Steven Soderbergh’s latest (and, according to him, final) film is a stylish take on the psychiatric-thriller genre that, despite progressive narrative absurdities, mostly delivers a dose to the pleasure centres.
Instead of a major farewell statement, Side Effects is a modest but clever diversion, touching on the director’s familiar themes of deception, emotional disengagement and corporate malfeasance. Propelled by sudden narrative shifts from writer Scott Z. Burns (Contagion, The Informant!), this is a borderline preposterous story grounded in believable performances, with Jude Law as a well-meaning but naive, British-born Manhattan shrink, Rooney Mara as his enigmatic depressive patient and Catherine Zeta-Jones as a feline rival therapist.
Though the theme is contemporary – pharmaceutical-company unscrupulousness, mood-altering drugs as the new middle-class norm – the tone is deliberately retro. With its steady pacing and probing, supple camera work (handled by Soderbergh, under his pseudonym Peter Andrews), the film evokes classic psychodramas, from Alfred Hitchcock’s Vertigo to Roman Polanski’s Repulsion, as well as kinky offshoots such as Fatal Attraction and Basic Instinct.
After the opening shot of fresh blood stains on floorboards gives a taste of what’s to come, Side Effects begins in an extended flashback, with Emily (Mara), applying her lipstick before visiting her husband Martin (Channing Tatum) in prison. Martin is about to be released after four years for insider trading, a crime that saw him lose his Connecticut mansion and yacht. Emily, now living in a modest Manhattan apartment and working in a graphic-design business, is not buoyed by his return. Martin’s release, and his dubious new business plans, trigger the return of a previous depression and, after an incident when she harms herself, she ends up at the hospital.

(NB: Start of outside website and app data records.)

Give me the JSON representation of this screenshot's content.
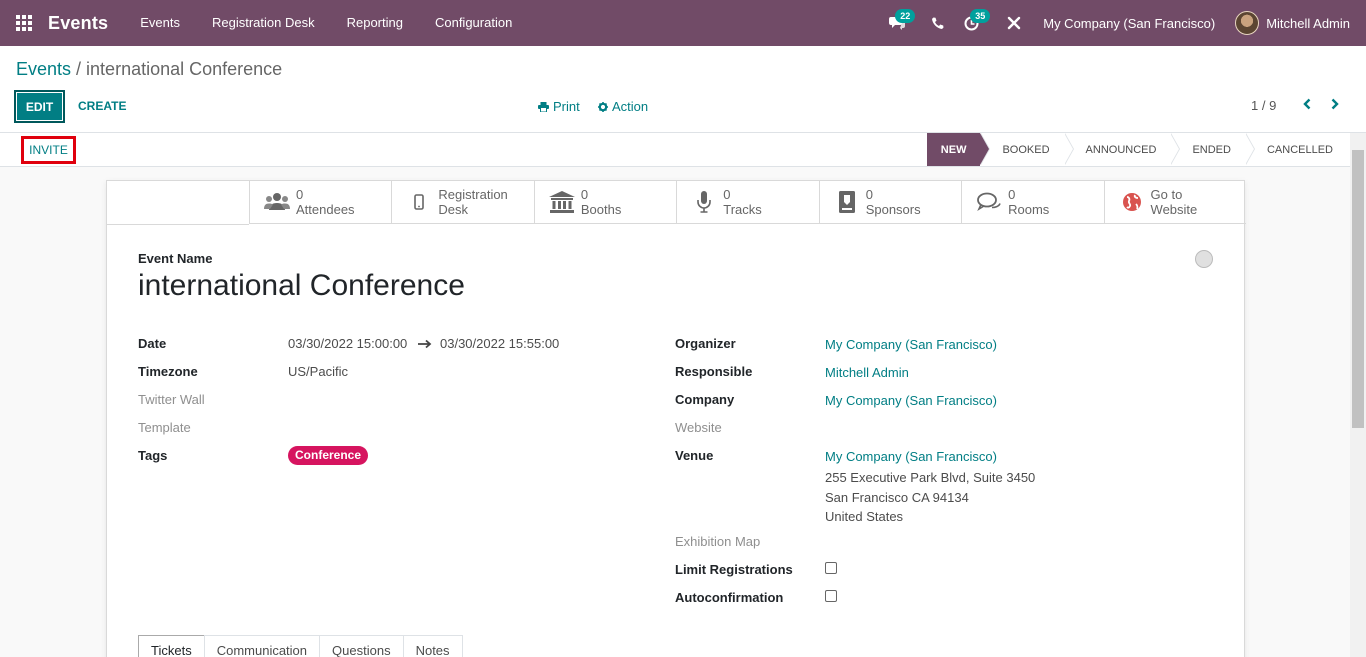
{
  "nav": {
    "app_name": "Events",
    "menu": [
      "Events",
      "Registration Desk",
      "Reporting",
      "Configuration"
    ],
    "messages_count": "22",
    "activities_count": "35",
    "company": "My Company (San Francisco)",
    "user": "Mitchell Admin"
  },
  "breadcrumb": {
    "parent": "Events",
    "separator": " / ",
    "current": "international Conference"
  },
  "toolbar": {
    "edit_label": "EDIT",
    "create_label": "CREATE",
    "print_label": "Print",
    "action_label": "Action",
    "pager": "1 / 9"
  },
  "statusbar": {
    "invite_label": "INVITE",
    "stages": [
      "NEW",
      "BOOKED",
      "ANNOUNCED",
      "ENDED",
      "CANCELLED"
    ],
    "active_stage": "NEW"
  },
  "stat_buttons": [
    {
      "value": "0",
      "label": "Attendees",
      "icon": "users-icon"
    },
    {
      "value": "Registration",
      "label": "Desk",
      "icon": "mobile-icon"
    },
    {
      "value": "0",
      "label": "Booths",
      "icon": "bank-icon"
    },
    {
      "value": "0",
      "label": "Tracks",
      "icon": "microphone-icon"
    },
    {
      "value": "0",
      "label": "Sponsors",
      "icon": "badge-icon"
    },
    {
      "value": "0",
      "label": "Rooms",
      "icon": "comments-icon"
    },
    {
      "value": "Go to",
      "label": "Website",
      "icon": "globe-icon"
    }
  ],
  "form": {
    "name_label": "Event Name",
    "name": "international Conference",
    "left": {
      "date_label": "Date",
      "date_begin": "03/30/2022 15:00:00",
      "date_end": "03/30/2022 15:55:00",
      "timezone_label": "Timezone",
      "timezone": "US/Pacific",
      "twitter_label": "Twitter Wall",
      "template_label": "Template",
      "tags_label": "Tags",
      "tag": "Conference"
    },
    "right": {
      "organizer_label": "Organizer",
      "organizer": "My Company (San Francisco)",
      "responsible_label": "Responsible",
      "responsible": "Mitchell Admin",
      "company_label": "Company",
      "company": "My Company (San Francisco)",
      "website_label": "Website",
      "venue_label": "Venue",
      "venue_name": "My Company (San Francisco)",
      "venue_street": "255 Executive Park Blvd, Suite 3450",
      "venue_city": "San Francisco CA 94134",
      "venue_country": "United States",
      "exhibition_label": "Exhibition Map",
      "limit_label": "Limit Registrations",
      "autoconfirm_label": "Autoconfirmation"
    }
  },
  "tabs": [
    "Tickets",
    "Communication",
    "Questions",
    "Notes"
  ],
  "colors": {
    "brand": "#714B67",
    "accent": "#017e84",
    "tag": "#d6145f",
    "highlight": "#e0000d"
  }
}
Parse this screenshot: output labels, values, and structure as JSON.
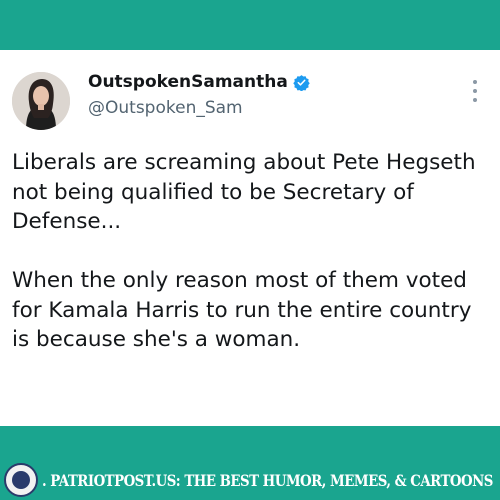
{
  "post": {
    "display_name": "OutspokenSamantha",
    "handle": "@Outspoken_Sam",
    "verified": true,
    "paragraphs": [
      "Liberals are screaming about Pete Hegseth not being qualified to be Secretary of Defense...",
      "When the only reason most of them voted for Kamala Harris to run the entire country is because she's a woman."
    ]
  },
  "footer": {
    "text": ". PATRIOTPOST.US: THE BEST HUMOR, MEMES, & CARTOONS"
  },
  "colors": {
    "background": "#1aa58f",
    "card": "#ffffff",
    "verified_badge": "#1d9bf0",
    "handle": "#536471"
  },
  "icons": [
    "avatar",
    "verified-badge-icon",
    "more-options-icon",
    "patriot-post-seal-icon"
  ]
}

Resident psychiatrist Jonathan Banks (Law) assesses her and, on her assurances that she won’t harm herself again, takes her on as an out-patient. As the doctor tries out various anti-depressants on her, the results are one failure after another. We see Mara’s thin face framed in tense close-ups – and as a portrait of someone lost in the “poisonous fog” of depression, she’s compellingly credible. At a fancy party where her husband reconnects with his old financial-industry friends, she has a meltdown.
The sympathetic doctor has stresses of his own. He’s scrambling to pay for his tony condo and his stepson’s private school while his financier wife (Vinessa Shaw) looks for work (he slips her a beta-blocker to calm her nerves before job interviews). Emily’s former therapist is the slinky, carefully coiffed Dr. Victoria Siebert (Catherine Zeta-Jones), a doctor to the rich. She purrs approval of Emily going back into therapy (“I think seeing a man will help her”) and suggests that Jonathan might try a new drug called Ablixa.
Coincidentally, a pharmaceutical company offers him funding to do a trial on a new anti-depressant. He tries it on Emily and the results are initially spectacular. Her sex life is revived and she has boundless energy, though there are some troubling side effects.
At this point, the script takes a sharp turn. In the aftermath of a crime, Dr. Banks and his psychiatric competency come under suspicion and his practice and personal life start to fall apart. The doctor, who sees himself as a victim, seems to be entering a spiral of paranoia. Staying home from work, pushing colleagues to give him pills and ignoring his increasingly distressed wife, the doctor appears to be having a crack-up.
As it ratches into its third act – of lawyers’ offices, psychiatric prisons and tense confrontations – Side Effects’s corkscrew plot takes more turns than necessary, though the excesses are excused by the performances.
Although his transformation from dupe to master gamer is a stretch, Law has rarely seemed so at ease in his own skin and receding hairline as he does here. But it’s Rooney who commands the most attention. As she already proved in David Fincher’s The Social Network and The Girl with the Dragon Tattoo, she has an oddly fascinating screen presence, suggesting both vulnerability and inscrutable levels of calculation. Few actors or actresses can make inexpressiveness look so smart.